The End is Nigh
I’m a little bit in love with rampant fatalism. Why is the idea of the end of the world so attractive? It seems like everyone wants to see humanity come to its inevitable end at the hand of some violent, foreseeable (preventable?) catastrophe.
And, I’m not just talking about the whole 2012 Mayan thing.
I think humanity can only exist with the looming threat of complete disaster. I mean it. Check here. We are constantly expecting the other shoe to drop. I suppose that makes the first shoe our existence in general.
I don’t believe that 2012 will be the end of humanity, Earth, the way we do things, what have you. I do wonder what the next big prediction will be after 2012 (*cough* moon breaking orbit *cough).
Instead of focusing on major catastrophe, though, I’d like to focus on the small ones that are expected in our lifetime (not ending in 2012). This list is courtesy of my mother forwarding me emails. I hit unsubscribe, but it hasn’t caught on.
6 Things that will Disappear in Our Lifetime
1. The Post Office
Regardless, here’s your call to action:
Save the Mail
Every week, go over your Tweets. Compile them into one convenient document and send them to your top twenty followers. All @replies should also be compiled and mailed directly to the intended recipient. I purpose this stamp.
2. The Check
I agree. This is useless. Dump it.
3. The Newspaper
Two words: coffee shops. What else are people going to glance at while they wait for their coffee?
Oh, and there’s nothing better to start a camp fire/cozy house fire with. Papier mache! Birdcages! Lining the table before commencing art projects! You don’t know what you’re talking about. The newspaper’s not going anywhere.
4. The Book
I’m not even going to take this one seriously.
5. The Land Line Telephone
Refer to answer for #2-The Check
I could write a whole blog post on this alone. Disgruntled curmudgeons (read: old people) seem to get it in their heads that when the music they like is in decline, all of music is in decline. You are wrong. Music is a staple in human society. We have made music for thousands of years. We will always make music.
This is an example of putting business too close to art. It’s like saying, “If there aren’t any newspapers, there will be no news.”
That’s not how it works. Don’t equate an industry with the actual artistic expression.
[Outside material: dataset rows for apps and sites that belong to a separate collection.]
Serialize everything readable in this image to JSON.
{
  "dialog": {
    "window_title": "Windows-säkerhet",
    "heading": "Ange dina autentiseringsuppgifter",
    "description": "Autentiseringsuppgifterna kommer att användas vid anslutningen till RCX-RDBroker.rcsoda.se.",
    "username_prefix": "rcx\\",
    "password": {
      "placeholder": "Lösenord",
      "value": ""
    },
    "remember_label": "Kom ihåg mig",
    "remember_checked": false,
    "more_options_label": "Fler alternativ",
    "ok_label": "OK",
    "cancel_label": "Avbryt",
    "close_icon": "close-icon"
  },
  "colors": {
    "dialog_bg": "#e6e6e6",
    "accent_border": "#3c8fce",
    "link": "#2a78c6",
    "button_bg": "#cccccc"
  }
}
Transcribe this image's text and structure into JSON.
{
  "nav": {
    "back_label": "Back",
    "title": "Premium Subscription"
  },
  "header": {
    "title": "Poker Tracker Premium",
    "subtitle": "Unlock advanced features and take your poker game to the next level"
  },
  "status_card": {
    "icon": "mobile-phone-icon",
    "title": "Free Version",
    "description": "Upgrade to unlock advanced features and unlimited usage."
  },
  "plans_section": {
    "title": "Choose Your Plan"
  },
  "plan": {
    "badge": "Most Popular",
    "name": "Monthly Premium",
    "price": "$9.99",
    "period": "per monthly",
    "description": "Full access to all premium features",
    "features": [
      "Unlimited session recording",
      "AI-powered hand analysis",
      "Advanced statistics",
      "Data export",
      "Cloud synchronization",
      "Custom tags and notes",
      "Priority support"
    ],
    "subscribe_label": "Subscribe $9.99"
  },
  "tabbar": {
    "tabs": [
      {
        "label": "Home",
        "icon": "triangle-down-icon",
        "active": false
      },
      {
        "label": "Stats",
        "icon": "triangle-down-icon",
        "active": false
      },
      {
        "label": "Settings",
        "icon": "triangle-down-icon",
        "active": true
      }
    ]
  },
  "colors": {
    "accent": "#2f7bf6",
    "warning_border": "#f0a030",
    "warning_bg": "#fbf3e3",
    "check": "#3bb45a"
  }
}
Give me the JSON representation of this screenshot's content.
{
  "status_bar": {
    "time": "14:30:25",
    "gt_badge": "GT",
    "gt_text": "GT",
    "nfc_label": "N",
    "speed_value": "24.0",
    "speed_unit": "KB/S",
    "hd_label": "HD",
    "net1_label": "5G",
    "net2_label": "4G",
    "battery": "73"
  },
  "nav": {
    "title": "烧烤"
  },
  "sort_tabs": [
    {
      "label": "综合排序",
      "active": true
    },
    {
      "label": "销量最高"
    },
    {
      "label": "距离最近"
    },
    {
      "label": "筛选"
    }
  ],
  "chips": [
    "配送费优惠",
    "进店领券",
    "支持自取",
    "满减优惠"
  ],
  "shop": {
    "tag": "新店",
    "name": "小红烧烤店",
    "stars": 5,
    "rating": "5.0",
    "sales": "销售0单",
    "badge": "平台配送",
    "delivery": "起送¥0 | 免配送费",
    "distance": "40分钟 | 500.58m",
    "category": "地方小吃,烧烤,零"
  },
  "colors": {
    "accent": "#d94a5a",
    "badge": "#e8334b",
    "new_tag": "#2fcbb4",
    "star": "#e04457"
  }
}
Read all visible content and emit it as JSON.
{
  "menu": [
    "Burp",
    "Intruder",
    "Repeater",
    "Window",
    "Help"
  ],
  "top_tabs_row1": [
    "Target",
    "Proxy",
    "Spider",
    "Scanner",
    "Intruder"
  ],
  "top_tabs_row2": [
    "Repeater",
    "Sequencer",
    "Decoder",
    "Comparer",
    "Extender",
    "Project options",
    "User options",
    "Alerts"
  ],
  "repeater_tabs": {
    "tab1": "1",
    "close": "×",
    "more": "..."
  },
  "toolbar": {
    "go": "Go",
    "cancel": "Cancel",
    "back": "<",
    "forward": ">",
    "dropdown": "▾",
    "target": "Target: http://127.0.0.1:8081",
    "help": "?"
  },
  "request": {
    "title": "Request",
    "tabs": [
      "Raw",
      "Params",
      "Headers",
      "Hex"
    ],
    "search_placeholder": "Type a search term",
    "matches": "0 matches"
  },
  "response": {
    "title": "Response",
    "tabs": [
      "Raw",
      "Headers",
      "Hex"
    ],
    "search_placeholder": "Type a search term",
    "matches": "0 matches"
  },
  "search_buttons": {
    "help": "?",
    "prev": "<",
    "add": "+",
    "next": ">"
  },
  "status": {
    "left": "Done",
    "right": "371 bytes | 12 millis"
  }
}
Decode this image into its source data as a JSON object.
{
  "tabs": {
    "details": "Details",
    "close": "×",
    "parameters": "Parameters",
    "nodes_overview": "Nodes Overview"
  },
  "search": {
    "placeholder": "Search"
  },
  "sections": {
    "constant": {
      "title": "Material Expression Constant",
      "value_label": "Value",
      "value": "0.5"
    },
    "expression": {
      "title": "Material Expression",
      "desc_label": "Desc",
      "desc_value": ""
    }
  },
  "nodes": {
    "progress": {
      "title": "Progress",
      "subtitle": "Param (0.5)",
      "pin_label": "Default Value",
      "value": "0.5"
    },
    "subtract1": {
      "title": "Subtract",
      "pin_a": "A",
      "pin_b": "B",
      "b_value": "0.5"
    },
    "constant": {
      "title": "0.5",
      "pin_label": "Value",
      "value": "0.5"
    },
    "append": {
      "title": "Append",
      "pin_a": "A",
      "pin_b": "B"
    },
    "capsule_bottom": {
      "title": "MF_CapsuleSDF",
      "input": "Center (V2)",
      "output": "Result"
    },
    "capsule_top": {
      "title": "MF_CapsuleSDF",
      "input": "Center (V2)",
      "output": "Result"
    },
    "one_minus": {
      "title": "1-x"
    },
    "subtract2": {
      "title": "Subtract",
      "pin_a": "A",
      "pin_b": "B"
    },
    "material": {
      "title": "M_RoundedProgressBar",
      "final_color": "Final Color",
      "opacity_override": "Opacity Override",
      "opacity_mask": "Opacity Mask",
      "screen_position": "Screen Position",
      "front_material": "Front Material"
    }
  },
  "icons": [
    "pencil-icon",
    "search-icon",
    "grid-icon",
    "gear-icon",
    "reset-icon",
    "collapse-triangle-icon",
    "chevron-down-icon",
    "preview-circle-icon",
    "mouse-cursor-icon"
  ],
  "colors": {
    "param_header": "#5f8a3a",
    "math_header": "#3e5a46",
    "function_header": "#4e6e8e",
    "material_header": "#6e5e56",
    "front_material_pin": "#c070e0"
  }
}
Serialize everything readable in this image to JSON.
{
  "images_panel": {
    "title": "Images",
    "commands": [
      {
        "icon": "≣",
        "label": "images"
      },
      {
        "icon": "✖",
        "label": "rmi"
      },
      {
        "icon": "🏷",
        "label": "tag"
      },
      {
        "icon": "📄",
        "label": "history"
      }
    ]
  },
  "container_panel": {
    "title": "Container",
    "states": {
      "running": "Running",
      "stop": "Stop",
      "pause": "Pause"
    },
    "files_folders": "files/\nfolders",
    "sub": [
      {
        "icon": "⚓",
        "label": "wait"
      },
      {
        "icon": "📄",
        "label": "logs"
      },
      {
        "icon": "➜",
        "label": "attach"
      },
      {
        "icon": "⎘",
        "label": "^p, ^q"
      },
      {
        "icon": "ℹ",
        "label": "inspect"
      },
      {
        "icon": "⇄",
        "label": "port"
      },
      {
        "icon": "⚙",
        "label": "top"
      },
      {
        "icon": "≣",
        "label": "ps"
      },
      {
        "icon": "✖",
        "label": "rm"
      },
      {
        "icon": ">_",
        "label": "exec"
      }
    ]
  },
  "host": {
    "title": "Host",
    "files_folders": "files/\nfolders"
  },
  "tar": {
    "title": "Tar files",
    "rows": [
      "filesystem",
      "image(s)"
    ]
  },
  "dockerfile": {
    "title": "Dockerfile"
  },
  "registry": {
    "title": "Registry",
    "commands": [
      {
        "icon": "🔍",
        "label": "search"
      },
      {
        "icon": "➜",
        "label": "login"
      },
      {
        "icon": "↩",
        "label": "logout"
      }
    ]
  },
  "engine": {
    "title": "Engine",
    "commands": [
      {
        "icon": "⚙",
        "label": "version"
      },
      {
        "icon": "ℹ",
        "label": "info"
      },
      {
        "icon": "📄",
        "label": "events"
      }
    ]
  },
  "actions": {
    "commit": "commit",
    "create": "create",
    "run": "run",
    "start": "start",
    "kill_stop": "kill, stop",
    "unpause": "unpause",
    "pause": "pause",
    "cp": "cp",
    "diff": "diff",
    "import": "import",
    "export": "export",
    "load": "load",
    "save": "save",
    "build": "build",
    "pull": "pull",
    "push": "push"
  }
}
You can argue all you want. Like I said, I love the fatalists, the doom-predictors, the naysayers. I also think you’re getting all worked up over nothing. And that’s exactly what our alien overlords intended.
Chill out, guys. We’re going to be fine.